That situation changes with the introduction of the buyback clauses. These essentially cap Barcelona's risk incurred from selling Romeu. If he develops into a star within the next two seasons, they can either retrieve him from Stamford Bridge or force Chelsea to pay significantly more than the relatively paltry figure for which he was signed. If he's mediocre, they don't have to worry about him. Essentially, the 'high risk' element of the transfer is completely gone for the seller.

Of course, that means that the 'high reward' aspect for Chelsea is also more or less gone. They might get a superb player in Romeu for the long run, but they absolutely won't get a steal. Even if Barcelona don't need him, should Romeu step up and fulfill his potential, they can simply activate the buyback clause and either have Chelsea pay the amount (as yet unknown) specified in the no-take-backsies* clause or flip him to someone else for a significant profit.

*This is a highly technical contract term that I just made up.

From the Chelsea perspective, that's kind of annoying.

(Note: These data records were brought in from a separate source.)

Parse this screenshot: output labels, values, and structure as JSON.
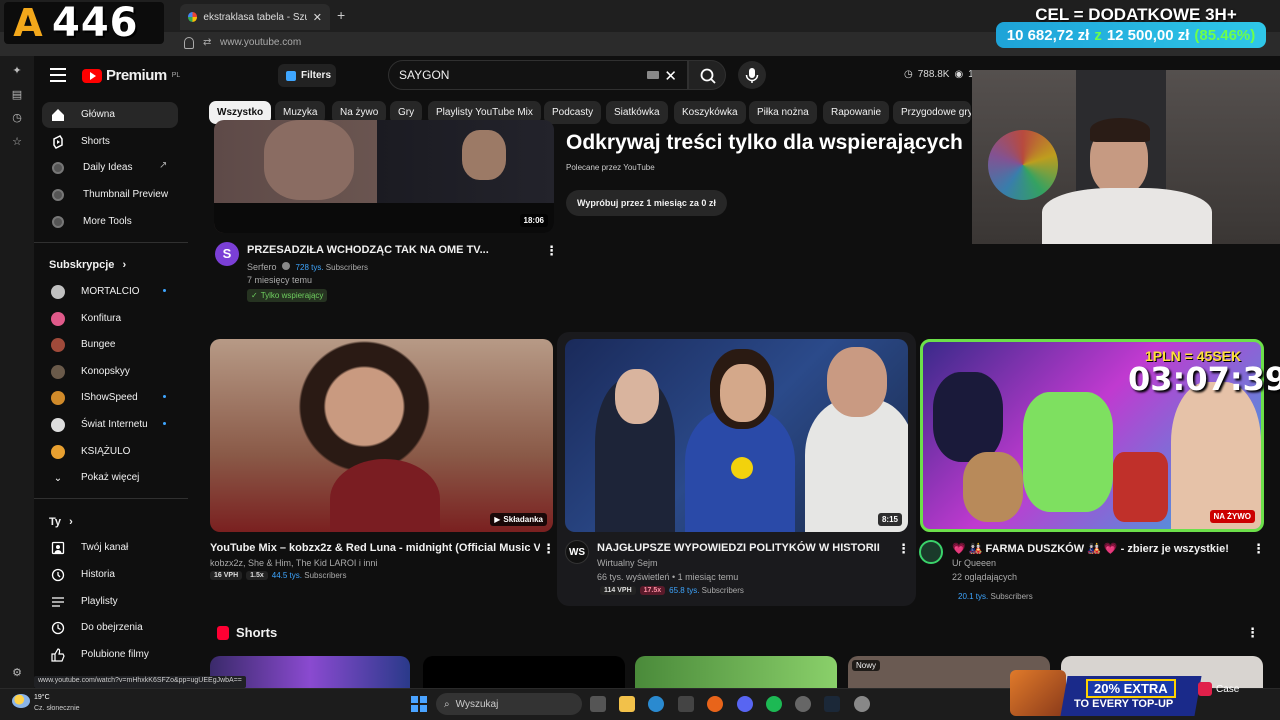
{
  "browser": {
    "tabs": [
      {
        "label": "ekstraklasa tabela - Szukaj w Go"
      }
    ],
    "url": "www.youtube.com",
    "status_url": "www.youtube.com/watch?v=mHhxkK6SFZo&pp=ugUEEgJwbA=="
  },
  "overlay": {
    "logo_a": "A",
    "logo_num": "446",
    "goal_title": "CEL = DODATKOWE 3H+",
    "goal_current": "10 682,72 zł",
    "goal_sep": "z",
    "goal_target": "12 500,00 zł",
    "goal_percent": "(85.46%)",
    "goal_fraction": 0.8546
  },
  "header": {
    "logo_text": "Premium",
    "logo_region": "PL",
    "filters_label": "Filters",
    "search_value": "SAYGON",
    "stats_views": "788.8K",
    "stats_extra": "1"
  },
  "sidebar": {
    "main": [
      {
        "label": "Główna",
        "icon": "home-icon"
      },
      {
        "label": "Shorts",
        "icon": "shorts-icon"
      },
      {
        "label": "Daily Ideas",
        "icon": "extension-icon"
      },
      {
        "label": "Thumbnail Preview",
        "icon": "extension-icon"
      },
      {
        "label": "More Tools",
        "icon": "extension-icon"
      }
    ],
    "subs_header": "Subskrypcje",
    "subs": [
      {
        "label": "MORTALCIO",
        "color": "#c0c0c0",
        "live": true
      },
      {
        "label": "Konfitura",
        "color": "#e05a8a",
        "live": false
      },
      {
        "label": "Bungee",
        "color": "#a04a3a",
        "live": false
      },
      {
        "label": "Konopskyy",
        "color": "#6a5a4a",
        "live": false
      },
      {
        "label": "IShowSpeed",
        "color": "#d08a2a",
        "live": true
      },
      {
        "label": "Świat Internetu",
        "color": "#ddd",
        "live": true
      },
      {
        "label": "KSIĄŻULO",
        "color": "#e8a030",
        "live": false
      }
    ],
    "show_more": "Pokaż więcej",
    "you_header": "Ty",
    "you": [
      {
        "label": "Twój kanał",
        "icon": "user-icon"
      },
      {
        "label": "Historia",
        "icon": "history-icon"
      },
      {
        "label": "Playlisty",
        "icon": "playlist-icon"
      },
      {
        "label": "Do obejrzenia",
        "icon": "clock-icon"
      },
      {
        "label": "Polubione filmy",
        "icon": "like-icon"
      }
    ]
  },
  "chips": [
    "Wszystko",
    "Muzyka",
    "Na żywo",
    "Gry",
    "Playlisty YouTube Mix",
    "Podcasty",
    "Siatkówka",
    "Koszykówka",
    "Piłka nożna",
    "Rapowanie",
    "Przygodowe gry a"
  ],
  "top_video": {
    "duration": "18:06",
    "title": "PRZESADZIŁA WCHODZĄC TAK NA OME TV...",
    "channel": "Serfero",
    "subs_count": "728 tys.",
    "subs_word": "Subscribers",
    "age": "7 miesięcy temu",
    "badge": "Tylko wspierający"
  },
  "promo_banner": {
    "heading": "Odkrywaj treści tylko dla wspierających",
    "sub": "Polecane przez YouTube",
    "button": "Wypróbuj przez 1 miesiąc za 0 zł"
  },
  "videos": [
    {
      "title": "YouTube Mix – kobzx2z & Red Luna - midnight (Official Music Video)",
      "line1": "kobzx2z, She & Him, The Kid LAROI i inni",
      "vph": "16 VPH",
      "ratio": "1.5x",
      "subs": "44.5 tys.",
      "subs_word": "Subscribers",
      "badge": "Składanka"
    },
    {
      "title": "NAJGŁUPSZE WYPOWIEDZI POLITYKÓW W HISTORII",
      "channel": "Wirtualny Sejm",
      "avatar": "WS",
      "line1": "66 tys. wyświetleń • 1 miesiąc temu",
      "vph": "114 VPH",
      "ratio": "17.5x",
      "subs": "65.8 tys.",
      "subs_word": "Subscribers",
      "duration": "8:15"
    },
    {
      "title": "💗 🎎 FARMA DUSZKÓW 🎎 💗 - zbierz je wszystkie!",
      "channel": "Ur Queeen",
      "line1": "22 oglądających",
      "subs": "20.1 tys.",
      "subs_word": "Subscribers",
      "live": "NA ŻYWO",
      "overlay_price": "1PLN = 45SEK",
      "overlay_timer": "03:07:39"
    }
  ],
  "shorts": {
    "header": "Shorts",
    "new_badge": "Nowy"
  },
  "taskbar": {
    "temp": "19°C",
    "weather": "Cz. słonecznie",
    "search": "Wyszukaj",
    "promo_extra": "20% EXTRA",
    "promo_topup": "TO EVERY TOP-UP",
    "promo_brand": "Case"
  }
}
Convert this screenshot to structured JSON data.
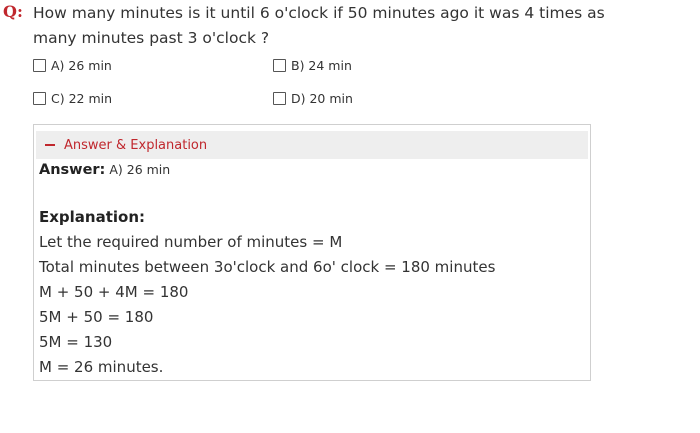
{
  "question": {
    "label": "Q:",
    "text": "How many minutes is it until 6 o'clock if 50 minutes ago it was 4 times as many minutes past 3 o'clock ?"
  },
  "options": [
    {
      "label": "A) 26 min"
    },
    {
      "label": "B) 24 min"
    },
    {
      "label": "C) 22 min"
    },
    {
      "label": "D) 20 min"
    }
  ],
  "panel": {
    "toggle_label": "Answer & Explanation",
    "answer_heading": "Answer:",
    "answer_value": "A) 26 min",
    "explanation_heading": "Explanation:",
    "lines": [
      "Let the required number of minutes = M",
      "Total minutes between 3o'clock and 6o' clock = 180 minutes",
      "M + 50 + 4M = 180",
      "5M + 50 = 180",
      "5M = 130",
      "M = 26 minutes."
    ]
  },
  "colors": {
    "accent": "#c0272d",
    "panel_border": "#cfcfcf",
    "toggle_bg": "#eeeeee"
  }
}
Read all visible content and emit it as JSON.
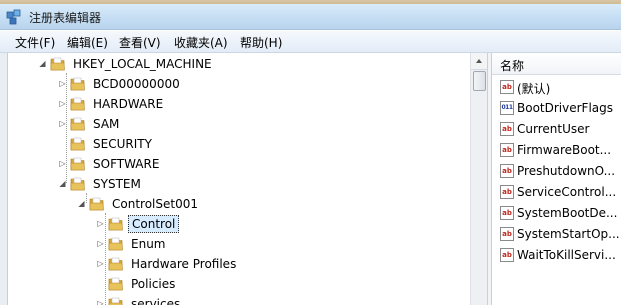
{
  "window": {
    "title": "注册表编辑器",
    "icon": "regedit-icon"
  },
  "menu": [
    {
      "label": "文件(F)"
    },
    {
      "label": "编辑(E)"
    },
    {
      "label": "查看(V)"
    },
    {
      "label": "收藏夹(A)"
    },
    {
      "label": "帮助(H)"
    }
  ],
  "tree": {
    "items": [
      {
        "label": "HKEY_LOCAL_MACHINE",
        "expander": "expanded",
        "depth": 0
      },
      {
        "label": "BCD00000000",
        "expander": "collapsed",
        "depth": 1
      },
      {
        "label": "HARDWARE",
        "expander": "collapsed",
        "depth": 1
      },
      {
        "label": "SAM",
        "expander": "collapsed",
        "depth": 1
      },
      {
        "label": "SECURITY",
        "expander": "none",
        "depth": 1
      },
      {
        "label": "SOFTWARE",
        "expander": "collapsed",
        "depth": 1
      },
      {
        "label": "SYSTEM",
        "expander": "expanded",
        "depth": 1
      },
      {
        "label": "ControlSet001",
        "expander": "expanded",
        "depth": 2
      },
      {
        "label": "Control",
        "expander": "collapsed",
        "depth": 3,
        "selected": true
      },
      {
        "label": "Enum",
        "expander": "collapsed",
        "depth": 3
      },
      {
        "label": "Hardware Profiles",
        "expander": "collapsed",
        "depth": 3
      },
      {
        "label": "Policies",
        "expander": "none",
        "depth": 3
      },
      {
        "label": "services",
        "expander": "collapsed",
        "depth": 3
      }
    ]
  },
  "list": {
    "column_header": "名称",
    "values": [
      {
        "name": "(默认)",
        "type": "string"
      },
      {
        "name": "BootDriverFlags",
        "type": "dword"
      },
      {
        "name": "CurrentUser",
        "type": "string"
      },
      {
        "name": "FirmwareBoot...",
        "type": "string"
      },
      {
        "name": "PreshutdownO...",
        "type": "string"
      },
      {
        "name": "ServiceControl...",
        "type": "string"
      },
      {
        "name": "SystemBootDe...",
        "type": "string"
      },
      {
        "name": "SystemStartOp...",
        "type": "string"
      },
      {
        "name": "WaitToKillServi...",
        "type": "string"
      }
    ]
  },
  "colors": {
    "folder": "#e8c25a",
    "selection": "#d8ecff"
  }
}
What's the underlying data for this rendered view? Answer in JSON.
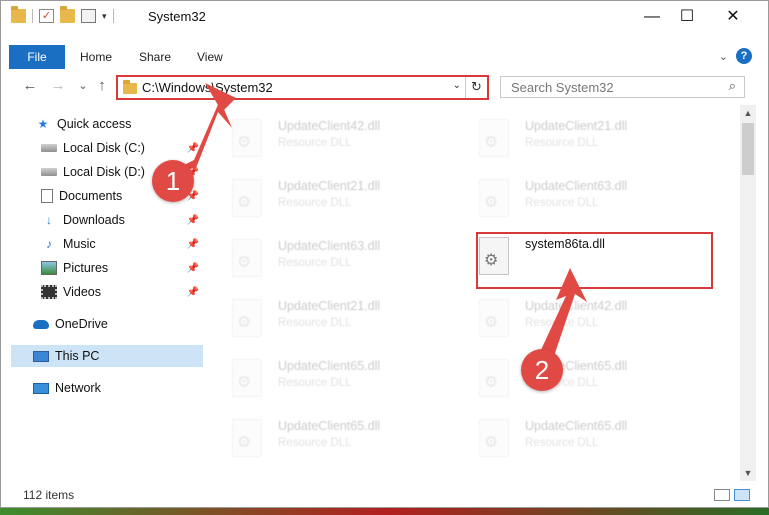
{
  "window": {
    "title": "System32",
    "minimize": "—",
    "maximize": "☐",
    "close": "✕"
  },
  "ribbon": {
    "tabs": [
      "File",
      "Home",
      "Share",
      "View"
    ],
    "help": "?",
    "collapse": "⌄"
  },
  "nav": {
    "back": "←",
    "forward": "→",
    "recent": "⌄",
    "up": "↑"
  },
  "address": {
    "path": "C:\\Windows\\System32",
    "dropdown": "⌄",
    "refresh": "↻"
  },
  "search": {
    "placeholder": "Search System32",
    "icon": "⌕"
  },
  "sidebar": {
    "items": [
      {
        "label": "Quick access",
        "icon": "star-icon",
        "glyph": "★",
        "pinned": false
      },
      {
        "label": "Local Disk (C:)",
        "icon": "drive-icon",
        "glyph": "",
        "pinned": true
      },
      {
        "label": "Local Disk (D:)",
        "icon": "drive-icon",
        "glyph": "",
        "pinned": true
      },
      {
        "label": "Documents",
        "icon": "documents-icon",
        "glyph": "",
        "pinned": true
      },
      {
        "label": "Downloads",
        "icon": "download-icon",
        "glyph": "↓",
        "pinned": true
      },
      {
        "label": "Music",
        "icon": "music-icon",
        "glyph": "♪",
        "pinned": true
      },
      {
        "label": "Pictures",
        "icon": "pictures-icon",
        "glyph": "",
        "pinned": true
      },
      {
        "label": "Videos",
        "icon": "videos-icon",
        "glyph": "",
        "pinned": true
      },
      {
        "label": "OneDrive",
        "icon": "onedrive-icon",
        "glyph": "",
        "pinned": false
      },
      {
        "label": "This PC",
        "icon": "computer-icon",
        "glyph": "",
        "pinned": false,
        "selected": true
      },
      {
        "label": "Network",
        "icon": "network-icon",
        "glyph": "",
        "pinned": false
      }
    ],
    "pin_glyph": "📌"
  },
  "files": {
    "column_left": [
      {
        "name": "UpdateClient42.dll",
        "type": "Resource DLL"
      },
      {
        "name": "UpdateClient21.dll",
        "type": "Resource DLL"
      },
      {
        "name": "UpdateClient63.dll",
        "type": "Resource DLL"
      },
      {
        "name": "UpdateClient21.dll",
        "type": "Resource DLL"
      },
      {
        "name": "UpdateClient65.dll",
        "type": "Resource DLL"
      },
      {
        "name": "UpdateClient65.dll",
        "type": "Resource DLL"
      }
    ],
    "column_right": [
      {
        "name": "UpdateClient21.dll",
        "type": "Resource DLL"
      },
      {
        "name": "UpdateClient63.dll",
        "type": "Resource DLL"
      },
      {
        "name": "system86ta.dll",
        "type": "",
        "highlighted": true
      },
      {
        "name": "UpdateClient42.dll",
        "type": "Resource DLL"
      },
      {
        "name": "UpdateClient65.dll",
        "type": "Resource DLL"
      },
      {
        "name": "UpdateClient65.dll",
        "type": "Resource DLL"
      }
    ]
  },
  "status": {
    "count": "112 items"
  },
  "annotations": {
    "step1": "1",
    "step2": "2",
    "color": "#e14a44"
  },
  "scroll": {
    "up": "▲",
    "down": "▼"
  }
}
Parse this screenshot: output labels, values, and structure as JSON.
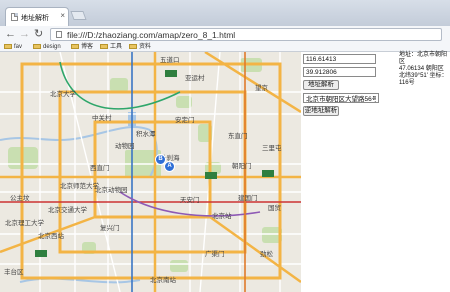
{
  "browser": {
    "tab_title": "地址解析",
    "tab_close": "×",
    "back_glyph": "←",
    "forward_glyph": "→",
    "reload_glyph": "↻",
    "url": "file:///D:/zhaoziang.com/amap/zero_8_1.html"
  },
  "bookmarks": [
    {
      "label": "fav"
    },
    {
      "label": "design"
    },
    {
      "label": "博客"
    },
    {
      "label": "工具"
    },
    {
      "label": "资料"
    }
  ],
  "map": {
    "labels": [
      {
        "text": "五道口"
      },
      {
        "text": "中关村"
      },
      {
        "text": "北京大学"
      },
      {
        "text": "北京理工大学"
      },
      {
        "text": "北京师范大学"
      },
      {
        "text": "动物园"
      },
      {
        "text": "北京动物园"
      },
      {
        "text": "积水潭"
      },
      {
        "text": "什刹海"
      },
      {
        "text": "安定门"
      },
      {
        "text": "东直门"
      },
      {
        "text": "朝阳门"
      },
      {
        "text": "建国门"
      },
      {
        "text": "天安门"
      },
      {
        "text": "北京站"
      },
      {
        "text": "北京西站"
      },
      {
        "text": "复兴门"
      },
      {
        "text": "公主坟"
      },
      {
        "text": "北京南站"
      },
      {
        "text": "三里屯"
      },
      {
        "text": "国贸"
      },
      {
        "text": "西直门"
      },
      {
        "text": "亚运村"
      },
      {
        "text": "望京"
      },
      {
        "text": "劲松"
      },
      {
        "text": "广渠门"
      },
      {
        "text": "丰台区"
      },
      {
        "text": "北京交通大学"
      }
    ],
    "marker_a": "A",
    "marker_b": "B",
    "colors": {
      "land": "#ece9e1",
      "park": "#c9dfb1",
      "water": "#a7c6e5",
      "highway": "#f3b445",
      "road": "#ffffff"
    }
  },
  "panel": {
    "lng_value": "116.61413",
    "lat_value": "39.912806",
    "geo_button": "地址解析",
    "address_value": "北京市朝阳区大望路56号",
    "regeo_button": "逆地址解析",
    "result_lines": [
      "地址：北京市朝阳区",
      "47.06134 朝阳区",
      "北纬39°51' 坐标：",
      "116号"
    ]
  }
}
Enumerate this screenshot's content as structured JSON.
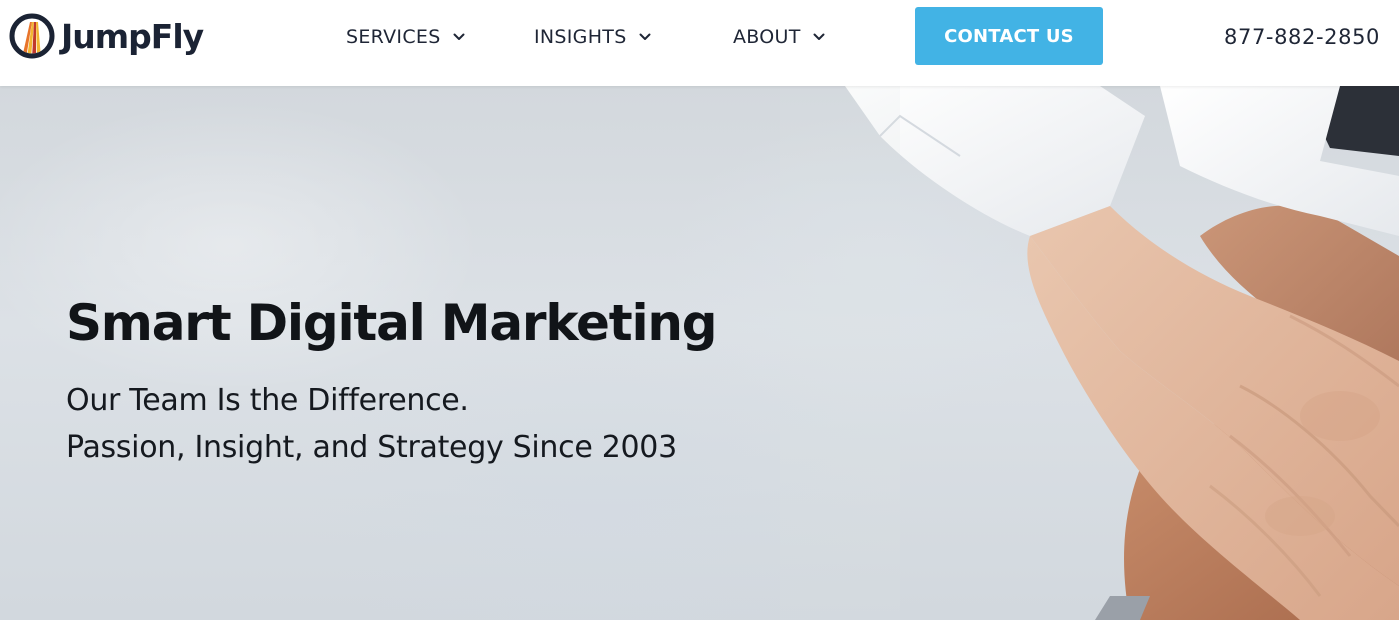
{
  "brand": {
    "name": "JumpFly",
    "colors": {
      "navy": "#1b2334",
      "stripe_orange": "#e8742a",
      "stripe_yellow": "#f2b632",
      "stripe_red": "#c0392b"
    }
  },
  "nav": {
    "items": [
      {
        "label": "SERVICES",
        "icon": "chevron-down-icon"
      },
      {
        "label": "INSIGHTS",
        "icon": "chevron-down-icon"
      },
      {
        "label": "ABOUT",
        "icon": "chevron-down-icon"
      }
    ],
    "contact_label": "CONTACT US",
    "contact_color": "#42b3e5",
    "phone": "877-882-2850"
  },
  "hero": {
    "title": "Smart Digital Marketing",
    "line1": "Our Team Is the Difference.",
    "line2": "Passion, Insight, and Strategy Since 2003",
    "image_subject": "stacked-hands-teamwork-photo"
  }
}
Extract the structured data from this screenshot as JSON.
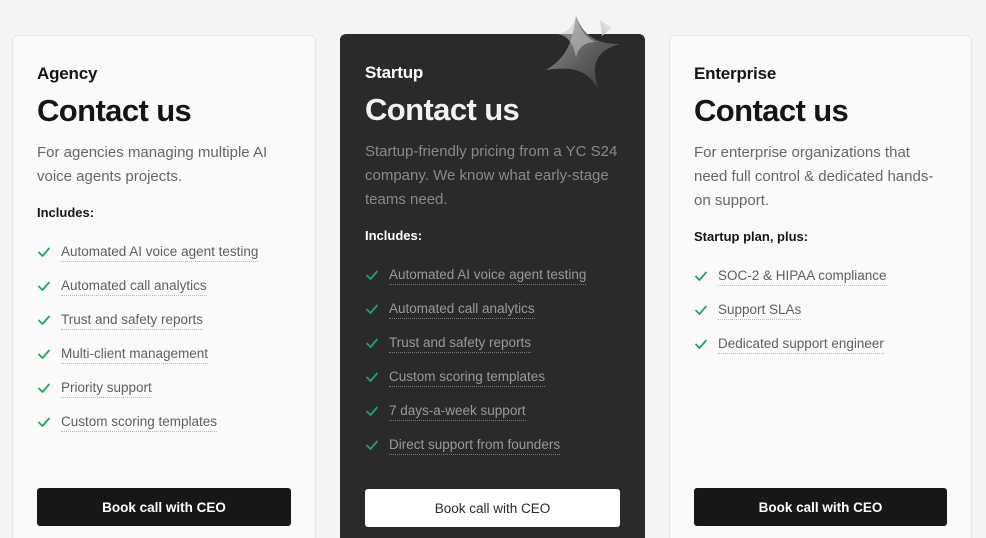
{
  "plans": [
    {
      "tier": "Agency",
      "price": "Contact us",
      "description": "For agencies managing multiple AI voice agents projects.",
      "includes_label": "Includes:",
      "features": [
        "Automated AI voice agent testing",
        "Automated call analytics",
        "Trust and safety reports",
        "Multi-client management",
        "Priority support",
        "Custom scoring templates"
      ],
      "cta": "Book call with CEO"
    },
    {
      "tier": "Startup",
      "price": "Contact us",
      "description": "Startup-friendly pricing from a YC S24 company. We know what early-stage teams need.",
      "includes_label": "Includes:",
      "features": [
        "Automated AI voice agent testing",
        "Automated call analytics",
        "Trust and safety reports",
        "Custom scoring templates",
        "7 days-a-week support",
        "Direct support from founders"
      ],
      "cta": "Book call with CEO"
    },
    {
      "tier": "Enterprise",
      "price": "Contact us",
      "description": "For enterprise organizations that need full control & dedicated hands-on support.",
      "includes_label": "Startup plan, plus:",
      "features": [
        "SOC-2 & HIPAA compliance",
        "Support SLAs",
        "Dedicated support engineer"
      ],
      "cta": "Book call with CEO"
    }
  ],
  "colors": {
    "check_green": "#1aa862",
    "dark_card": "#2a2a2b",
    "button_dark": "#17171a"
  },
  "icons": {
    "feature_check": "check-icon",
    "featured_badge": "star-icon"
  }
}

Having a prospect hit his ceiling and that not being an obviously good thing makes it rather hard to get that excited about him. Many people, therefore, aren't. However, what the insertion of the buyback clauses has done is significantly lower the transfer fee itself. Instead of the ~£20M Chelsea might have been expected to pay for Romeu, they got him for £5M - quite clearly a manifestation of the lower risk from Barcelona's standpoint.

And that means that Chelsea have a lower risk in the transfer too, because they're paying significantly less. Depending on what you think they ought to be doing right now, that's a very good thing: Any significant expenditure on Romeu will come seasons down the line and only if he's good enough to be kept around. Going down this route with Romeu benefits Chelsea by letting them spend more this year, even if they don't get a huge reward should the 19-year-old develop into some kind of superstar.

So, if you're thinking to yourself, 'I like this move at the price, but I don't like the buyout clauses,' it's probably best to remember that the price Chelsea acquired Romeu for is because the clauses are inserted into the deal. Make of that what you will, but for me it's nice to have some fairly safe bets hanging around, even if the upside isn't as high as it could be. Yeah, it does temper my excitement about seeing Romeu grow, but that doesn't make this a bad business decision for Ron Gourlay and company.